Check out Art Journaling 101 {free} and get the blog feeds to stay up-to-date with Daisy Yellow!

Prompt60 #33

"Complexity excites the mind, and order rewards it. In the garden, one finds both, including vanishingly small orders too complex to spot, and orders so vast the mind struggles to embrace them."
Diane Ackerman

Your challenge? Stamp a surface with bubble wrap and incorporate the stamped material in your art journal. Use any type of paper - a page from a book, an index card, a collage, the cover of your journal. Or stamp directly in your journal to make a background for collage or words. [These examples are from a bubble wrap stamping extravaganza in 2009.]

You'll need bubble wrap, any type, a brush or brayer, paper and acrylic paint. This process will work with fluid acrylics, heavy body acrylics and block printing ink too. Cut the bubble wrap down to about 6x6" or whatever size you wish, to make it easier to manipulate. Then take a brayer or a brush and paint the section with acrylics. You can cut the bubble wrap into shapes - hearts, circles, ovals, stripes, squares, etc. 

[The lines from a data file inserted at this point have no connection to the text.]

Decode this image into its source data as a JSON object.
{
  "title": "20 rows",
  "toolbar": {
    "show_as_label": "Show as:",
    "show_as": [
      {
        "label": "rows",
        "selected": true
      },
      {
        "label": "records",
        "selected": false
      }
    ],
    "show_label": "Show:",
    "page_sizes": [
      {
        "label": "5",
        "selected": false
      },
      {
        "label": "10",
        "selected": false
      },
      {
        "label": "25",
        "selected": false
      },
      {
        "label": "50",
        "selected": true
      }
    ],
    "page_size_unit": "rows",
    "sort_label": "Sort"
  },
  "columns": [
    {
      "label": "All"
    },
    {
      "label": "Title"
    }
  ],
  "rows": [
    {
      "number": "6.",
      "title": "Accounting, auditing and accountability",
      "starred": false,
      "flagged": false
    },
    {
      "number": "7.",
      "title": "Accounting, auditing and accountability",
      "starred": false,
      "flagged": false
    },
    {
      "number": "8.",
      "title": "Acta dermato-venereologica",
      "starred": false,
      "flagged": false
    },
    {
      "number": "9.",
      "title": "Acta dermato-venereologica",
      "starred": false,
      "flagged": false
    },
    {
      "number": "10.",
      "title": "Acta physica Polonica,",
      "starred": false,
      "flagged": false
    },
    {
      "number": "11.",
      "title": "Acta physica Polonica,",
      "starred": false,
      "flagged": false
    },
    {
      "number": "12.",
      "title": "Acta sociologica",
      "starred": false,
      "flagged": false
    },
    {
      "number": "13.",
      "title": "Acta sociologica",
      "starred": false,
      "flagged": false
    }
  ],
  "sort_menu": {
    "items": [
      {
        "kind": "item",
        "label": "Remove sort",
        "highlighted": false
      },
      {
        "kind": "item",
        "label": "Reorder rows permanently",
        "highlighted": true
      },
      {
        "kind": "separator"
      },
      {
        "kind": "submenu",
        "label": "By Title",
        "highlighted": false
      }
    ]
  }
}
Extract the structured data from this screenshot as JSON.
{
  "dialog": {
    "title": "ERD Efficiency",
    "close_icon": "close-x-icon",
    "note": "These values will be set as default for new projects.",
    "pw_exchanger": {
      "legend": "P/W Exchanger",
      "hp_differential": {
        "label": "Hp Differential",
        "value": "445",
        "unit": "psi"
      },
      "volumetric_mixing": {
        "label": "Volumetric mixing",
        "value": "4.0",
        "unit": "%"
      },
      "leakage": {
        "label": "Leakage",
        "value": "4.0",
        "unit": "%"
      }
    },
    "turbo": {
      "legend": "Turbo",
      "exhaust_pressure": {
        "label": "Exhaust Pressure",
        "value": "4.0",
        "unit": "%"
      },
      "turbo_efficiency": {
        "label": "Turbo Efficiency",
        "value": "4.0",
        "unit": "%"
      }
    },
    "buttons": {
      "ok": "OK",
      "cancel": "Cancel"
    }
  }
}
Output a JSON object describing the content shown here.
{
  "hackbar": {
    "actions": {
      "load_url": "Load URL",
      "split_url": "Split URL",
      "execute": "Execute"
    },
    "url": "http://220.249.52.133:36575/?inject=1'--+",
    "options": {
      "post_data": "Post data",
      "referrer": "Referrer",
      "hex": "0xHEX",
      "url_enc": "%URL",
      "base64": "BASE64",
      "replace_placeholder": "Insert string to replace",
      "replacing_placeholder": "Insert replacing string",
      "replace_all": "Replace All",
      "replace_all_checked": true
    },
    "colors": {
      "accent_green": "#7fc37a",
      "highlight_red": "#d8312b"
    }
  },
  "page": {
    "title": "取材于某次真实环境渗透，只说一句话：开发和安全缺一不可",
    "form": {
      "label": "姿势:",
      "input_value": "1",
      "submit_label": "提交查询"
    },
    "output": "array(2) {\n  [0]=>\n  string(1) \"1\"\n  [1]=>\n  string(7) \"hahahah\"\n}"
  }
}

Press the bubble wrap, paint side down, on your journal page or loose piece of paper. Instant bubbles! Ideas? Make these bubbles a background for collage... or use light colors so that you can write on top... or doodle in the circles with a white gel pen. 

The periwinkle dots on the top right and middle left were made with bubble wrap.


To stamp rectangular sections in this old moleskine datebook, I used a piece of scrap paper as a mask/block and moved the paper as I went along.


Moleskine journal cover {front & back} stamped with block printing ink & bubble wrap. Isn't that a fun Moleskine hack, by the way?

The examples were created with Speedball Block Printing Ink and a Speedball 2" rubber brayer. It's extremely useful to have two brayers. That way you can use one to "paint" the surface, whether that's bubble wrap or a gelatin printing plate. Then you can have a dry one to roll across the back of whatever you are using to make the print impression - this provides an even print. Brayers are quite useful tools. They can be used to paint art journal backgrounds too.

The index cards were stamped with Golden fluid acrylics. The block printing inks have a matte look and feel. The inks feel like acrylic paint. Be careful rinse your brayers before ink/paint dries or else it's a pain to clean-up. Although I like fluid acrylics, block printing ink is more suitable to this type of work because they do not dry as quickly as fluid acrylics and are less expensive. 


You can layer the bubbles - for example, start with bubbles of green and then paint another section of your bubble wrap blue and stamp that at a slightly different angle or location on your page to get a layered look. Acrylics can be layered, just wait a few minutes for a layer to dry before stamping the next, that way you'll get crisp differentiation between your colors. You can also paint something on top of the dots with a brush and more acrylics.

Lots of options. Have fun with this one!